My friend Taylor, over at her blog has been doing some studies that I would like to highlight here to hopefully reach a wider audience.
I feel that global environmental, and human rights issues are valid on any platform, so I will discuss them here.
Today I will tackle food insecurities, which are a pretty damn essential part of all of our lives. Were talking the security to go the grocery store and find food in there, and food that we actually have the money to pay for.
Us in North America, at least most of us, are fortunate enough to be able to get into our cars, drive to the closest market, which by the way there are at least half a dozen to choose from, put .25cents into the buggy to push around our green machine to fill up with whatever catches our eye for consumption.
In other developing countries, however, this isn’t the case.
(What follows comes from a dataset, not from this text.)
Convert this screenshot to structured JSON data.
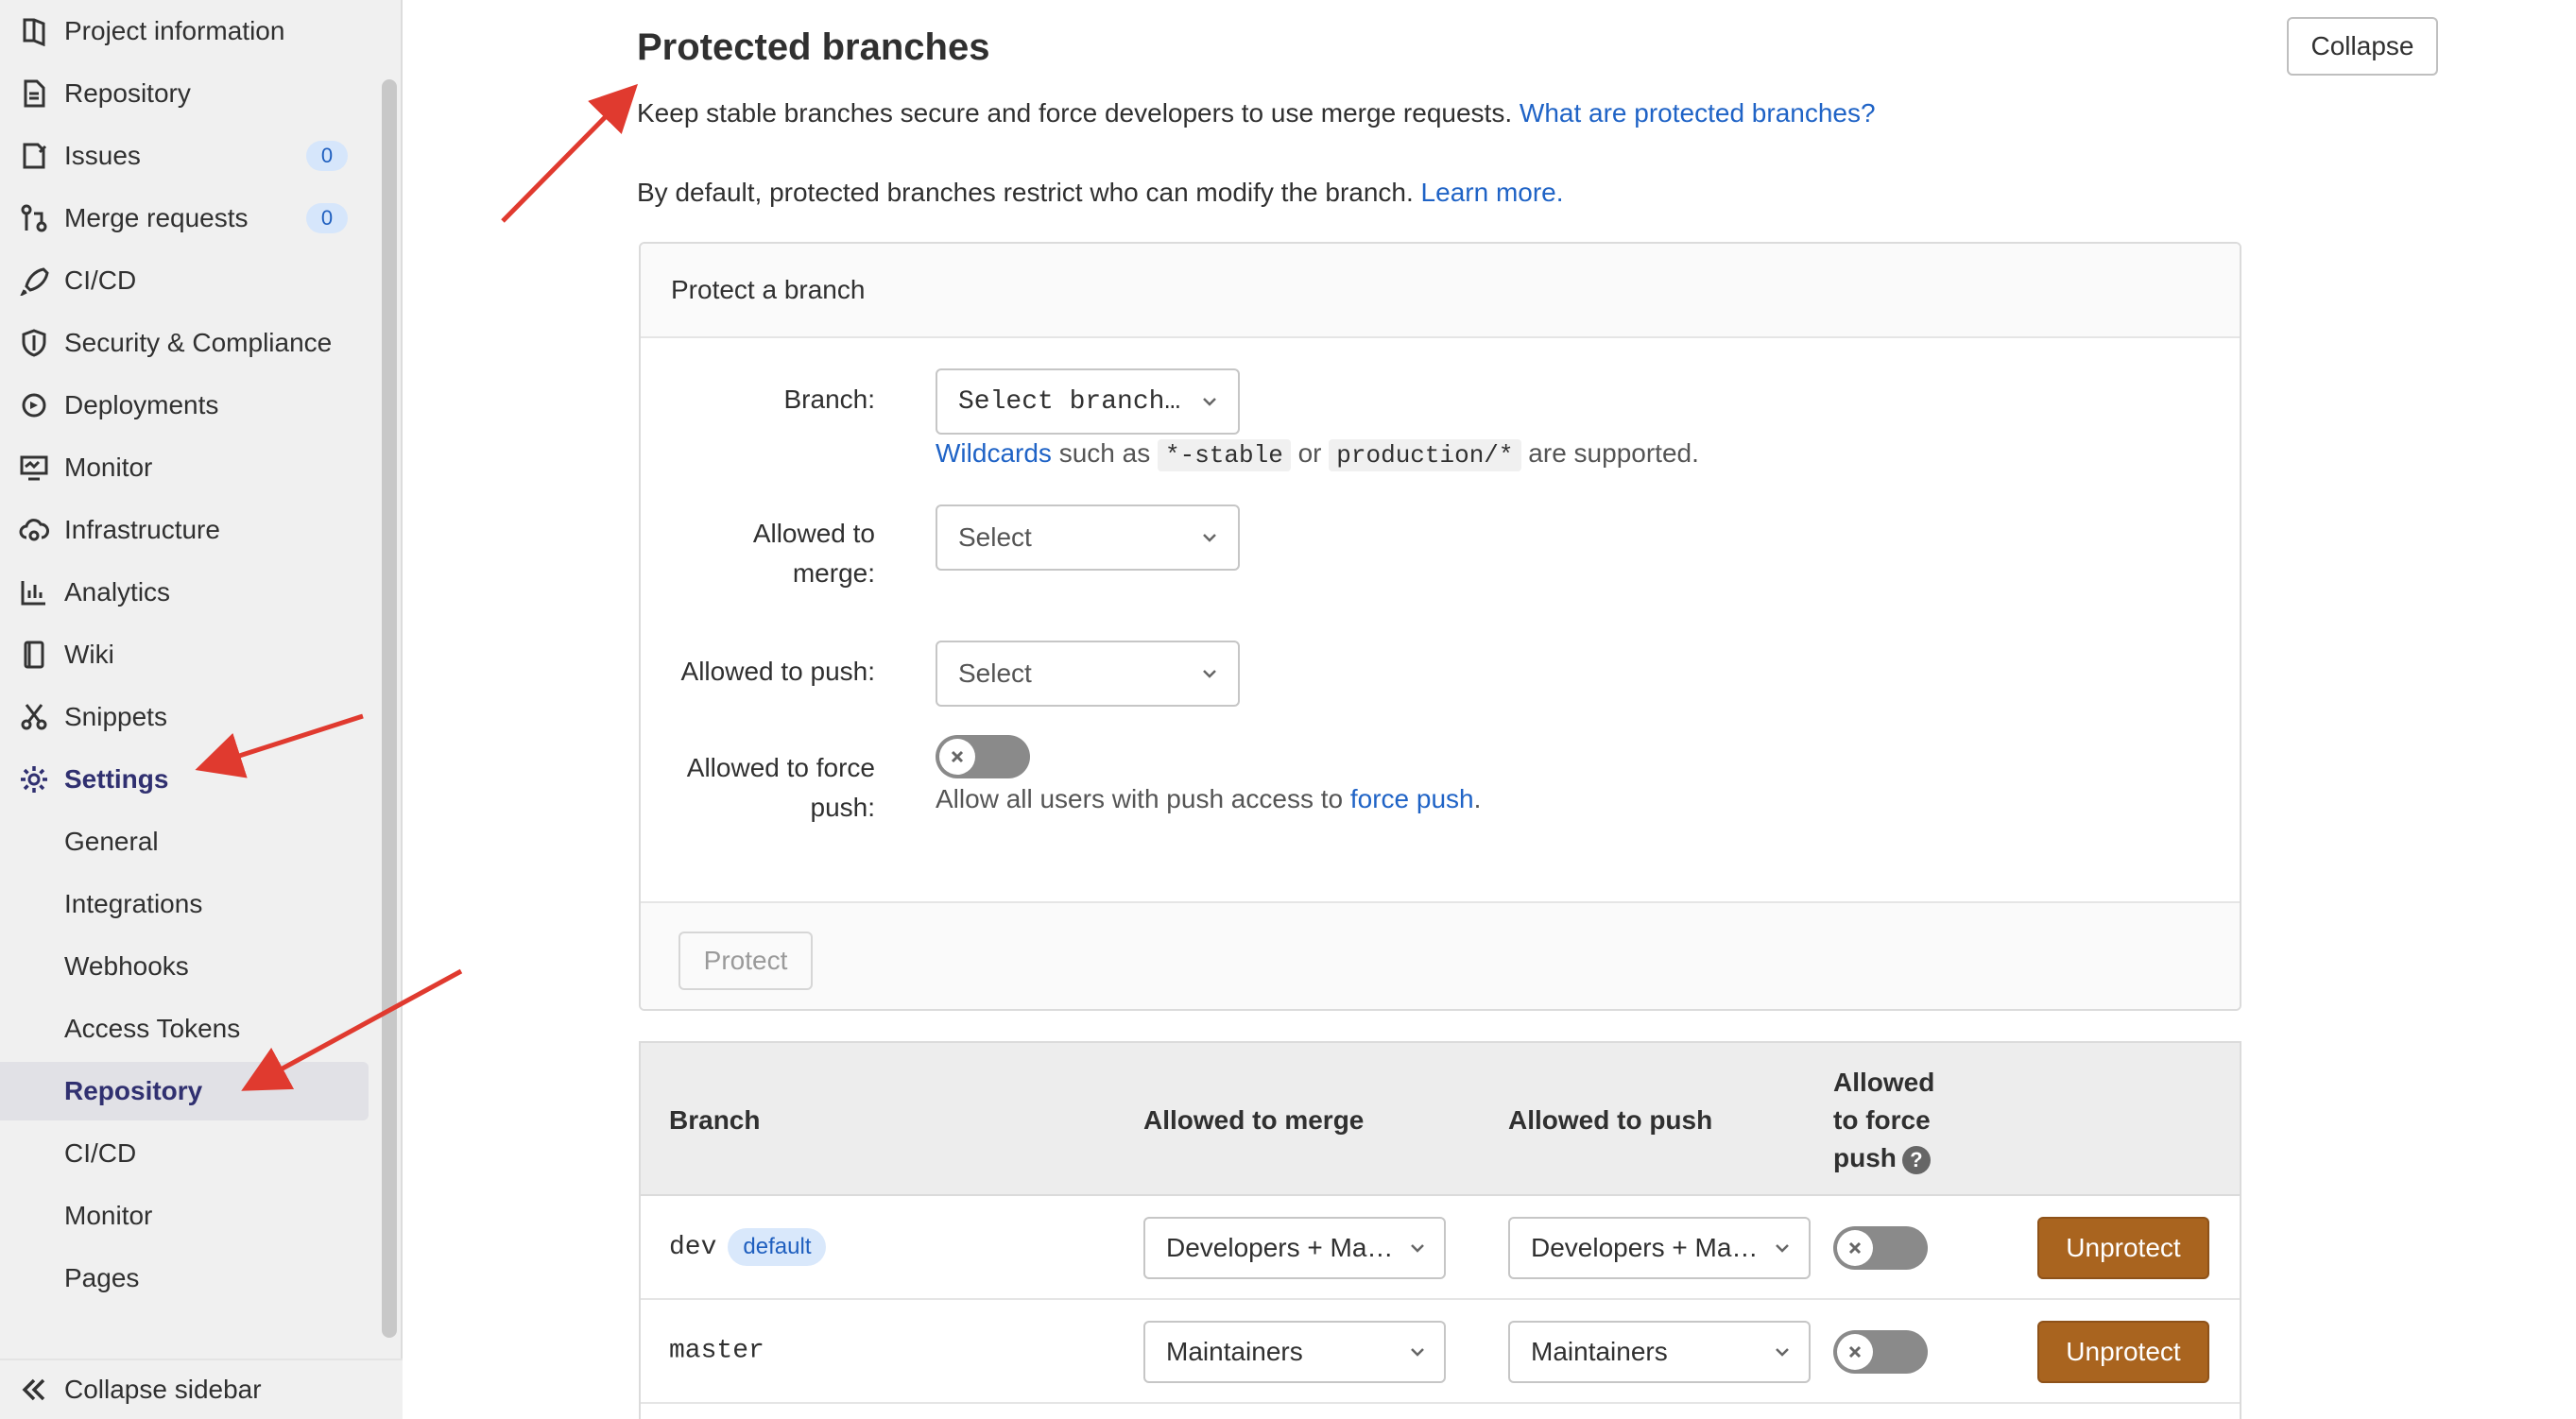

It is estimated that in the last two years staple crops like rice have tripled in price mainly due to oil. Transporting, farming, reaping, and delivering are all elements that require the precious oil. With this crisis increasing in scale, it is estimated that an additional 75-100 million people have been pushed into poverty and food insecurity, which isn’t a good statistic at all.
To me its incredibly sad that the USA spends billions of dollars on their war efforts, when they could be fighting a better humanitarian cause and peace. Although, I have just looked up the stats on the Department of State Budget records , and it does look like in total the US is contributing around $1.5 billion USD towards International Organizations and an additional $1.5 billion USD in contributions to various International Peacekeeping Activities. It seems all the number are coming up around $1.5 billion USD however, as they are spending another $1.5 billion USD on USAID operating expenses. Thats one hell of a budget if you ask me. Somebody talk to my boss about this..
Apparently, however, agriculture only receives about 4% of this foreign assistance from the USA, which is matched by most other countries around the world with such funds.
Her classmates and her did some research on an organization called ACDI/VOCA which uses value chain analysis to understand the private sector development in emerging economy settings to jump start economic growth and poverty reduction. I know, its a doozie. Go here to understand more about her project, and to gain more knowledge of the crises our less fortunate brothers and sisters around the world are facing.